Language, Discourse & Society, 5(1) pp 53-70

Anderson’s notion of imagined communities has helped to focus attention on the complex
connection between language and membership of social groupings. This article explores the
sense of membership of an imagined transnational community of ‘Europe’ through a selection
of autobiographical narrative interviews in a multi-nation study of identity formation. Data
drawn from a sample of European Union citizens reveals how people narrate their experiences
of transnational mobility and how languages feature in their storytelling. We present evidence
of key linguistic situations and encounters, including childhood experiences of other languages,
experiences of education, as well as language choices in mature relationships and careers. We
engage with the question of what it means to identify oneself as a learner, user or non-user of
languages in the context of cross-border mobility. To the extent that language acquisition is
advantageous for expanding cultural horizons, increasing mobility, extending networks and
enhancing careers, the data is consistent with concepts of imagined community and language
learning motivation. However, we also see evidence that linguistic diversity is a source of
inequality and that languages can exclude as well as include. This prompts a conceptual
discussion designed to articulate the problem that what is imagined is less than a collective
identity or community, and more a mental frame of reference. In this context, we consider the
applicability in the European context of the metaphor of linguistic capital, investment, markets
and the right to speak developed by Bourdieu and others. Extempore narratives provide

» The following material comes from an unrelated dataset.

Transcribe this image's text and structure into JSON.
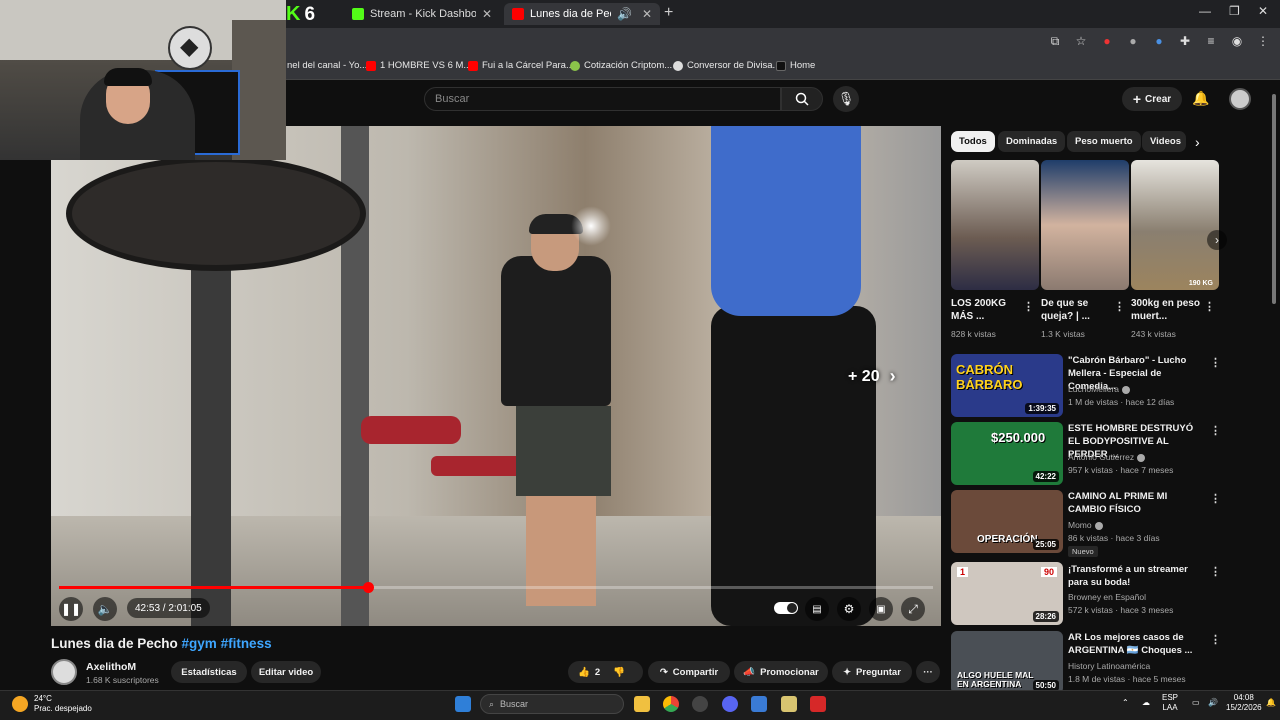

particularly valuable data for showing how social relations of language are configured and how
they are experienced as constraint as well as opportunity.